What is research and development (R&D)?
R&D, as it relates to the loss tax credit, is a study to gain new knowledge of a scientific or technical nature. This can result in new or substantially improved materials, products, devices, processes or services.
Research is defined as being original and a planned investigation, carried out with a view to gain new scientific or technical knowledge and understanding.
Original is defined as being new and something that is not already publicly or commercially available. This also applies when you carry out research and development in order to create something new to your company.
Planned is defined as a proposed strategy for a future goal, with a stated end result and a structured approach for achieving this.
Investigation is defined as a series of processes and defined steps required to gain new knowledge.
New knowledge refers to a new theoretical or practical understanding of a subject, ie, knowledge that was previously unknown or could not be readily predicted.
Development for R&D loss tax credit purposes takes place when a project uses research findings to produce new, innovative or substantially improved materials, devices, products, processes, systems or services.
Substantial improvement has a reasonably high threshold. It is more than just an improvement and should be able to be recognised. There should be an identifiable amount of originality and innovation.
Certain activities are excluded for the purposes of the R&D loss tax credit. These will include development activities that:
- happen before commercial production. These can be referred to as pre-production activities, eg, tooling-up, trial runs, production planning, and start-up procedures
- have moved into commercial production
- seek to duplicate work already developed by others. These are not R&D unless it can be shown that the knowledge required is not available to the company, eg, protected by trade secret, and
- reproduce existing product or process, eg, reverse engineering.
Innovation is important in establishing whether your project is R&D. The identification of innovation is important to separate a project from business-as-usual activities.
Examples of areas considered R&D
The following are examples of what may be considered R&D and must meet the definition for the R&D loss tax credit:
- A deliberate search for new knowledge, intellectual property and know-how.
- A clearly defined project with separate and identifiable costs.
- Results written up as part of a knowledge capture during or at the end of an R&D project.
- Freedom to Operate (FTO) search and analysis as part of planning and scoping the R&D project.

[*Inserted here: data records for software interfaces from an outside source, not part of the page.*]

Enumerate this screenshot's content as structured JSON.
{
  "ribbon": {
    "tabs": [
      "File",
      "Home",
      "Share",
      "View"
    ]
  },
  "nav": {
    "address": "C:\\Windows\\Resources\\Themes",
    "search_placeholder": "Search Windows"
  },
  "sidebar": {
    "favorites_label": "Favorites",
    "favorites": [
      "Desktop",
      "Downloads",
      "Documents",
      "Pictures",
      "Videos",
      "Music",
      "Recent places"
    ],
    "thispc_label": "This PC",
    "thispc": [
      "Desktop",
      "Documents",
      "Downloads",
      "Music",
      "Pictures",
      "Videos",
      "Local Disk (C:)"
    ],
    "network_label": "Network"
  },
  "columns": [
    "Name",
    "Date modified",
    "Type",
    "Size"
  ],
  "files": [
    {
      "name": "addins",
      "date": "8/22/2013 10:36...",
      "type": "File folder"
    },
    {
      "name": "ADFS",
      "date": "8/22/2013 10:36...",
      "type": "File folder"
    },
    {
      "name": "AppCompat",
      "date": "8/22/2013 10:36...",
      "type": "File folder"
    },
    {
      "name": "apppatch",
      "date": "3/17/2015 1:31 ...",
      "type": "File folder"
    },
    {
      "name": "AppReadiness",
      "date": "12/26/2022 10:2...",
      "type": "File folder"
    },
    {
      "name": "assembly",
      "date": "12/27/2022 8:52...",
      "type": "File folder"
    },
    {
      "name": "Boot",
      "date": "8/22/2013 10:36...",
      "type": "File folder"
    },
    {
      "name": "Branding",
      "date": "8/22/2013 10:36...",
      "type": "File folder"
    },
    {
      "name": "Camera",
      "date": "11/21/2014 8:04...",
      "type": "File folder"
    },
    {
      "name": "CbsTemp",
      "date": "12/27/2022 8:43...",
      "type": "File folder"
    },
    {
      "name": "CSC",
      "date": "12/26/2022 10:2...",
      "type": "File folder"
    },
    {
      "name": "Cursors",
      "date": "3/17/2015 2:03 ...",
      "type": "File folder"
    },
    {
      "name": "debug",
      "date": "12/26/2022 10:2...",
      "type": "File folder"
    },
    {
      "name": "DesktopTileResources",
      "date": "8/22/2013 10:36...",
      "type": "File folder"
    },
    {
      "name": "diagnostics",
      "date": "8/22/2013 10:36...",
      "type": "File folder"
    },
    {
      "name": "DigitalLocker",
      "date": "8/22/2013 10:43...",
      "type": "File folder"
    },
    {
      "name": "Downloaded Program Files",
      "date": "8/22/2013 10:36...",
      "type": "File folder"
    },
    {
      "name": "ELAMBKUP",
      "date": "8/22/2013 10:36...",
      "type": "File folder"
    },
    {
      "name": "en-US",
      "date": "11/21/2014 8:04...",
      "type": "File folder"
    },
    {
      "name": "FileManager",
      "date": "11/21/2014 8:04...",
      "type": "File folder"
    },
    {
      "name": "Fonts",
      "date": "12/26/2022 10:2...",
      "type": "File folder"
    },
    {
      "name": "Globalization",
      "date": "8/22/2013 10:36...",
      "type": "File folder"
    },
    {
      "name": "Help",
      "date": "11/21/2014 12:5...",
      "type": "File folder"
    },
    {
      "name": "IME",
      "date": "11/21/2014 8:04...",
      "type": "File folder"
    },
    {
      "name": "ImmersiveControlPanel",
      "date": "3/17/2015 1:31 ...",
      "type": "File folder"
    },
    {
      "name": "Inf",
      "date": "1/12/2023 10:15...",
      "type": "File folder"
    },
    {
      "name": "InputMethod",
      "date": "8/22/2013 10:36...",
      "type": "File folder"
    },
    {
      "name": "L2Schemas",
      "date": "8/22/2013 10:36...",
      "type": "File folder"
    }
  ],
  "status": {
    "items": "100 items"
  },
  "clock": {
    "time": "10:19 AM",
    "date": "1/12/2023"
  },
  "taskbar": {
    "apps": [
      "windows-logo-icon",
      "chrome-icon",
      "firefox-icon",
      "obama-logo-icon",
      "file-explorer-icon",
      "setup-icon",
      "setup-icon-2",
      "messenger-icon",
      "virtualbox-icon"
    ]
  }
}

FTO is required when determining whether valid intellectual property rights exist, or will be infringed.
- Application programme interfacing where unknown programme interactions require new technical solutions.
- Complex data capture and analysis requiring new technical solutions.
Examples of areas not considered R&D
The following are examples of some areas that aren't considered R&D for the purposes of the R&D loss tax credit:
- Exploring if something is already known compared to gaining new knowledge.
- Reverse engineering or copying compared to substantially improving something.
- Routine design of tools, jigs, moulds and dies, seasonal or other periodic design changes to existing products.
- Adapting an existing product or process to a particular customer's need or site.
- Drafting documents to publish or communicate research results.
- Work to implement or comply with international quality management systems, eg, ISO 9001.
- Clinical trials beyond Phase II.
- Supporting, de-bugging or making minor improvements to existing computer software.
- Business support systems or infrastructure development, eg, a database build to manage the company's research projects.
- Business-as-usual software development without noticeable innovation.
- Database creation.
- Improvements to existing software and systems.
- Cross-platform development and programming.
- User interface design, dashboard creation, front-end functionality design and development.
- Automated data capture and analysis.
- Adding modules to existing software unless it can be shown that something is significantly different to what is already available.
- Development of industry standard products not noticeably different from what is currently available.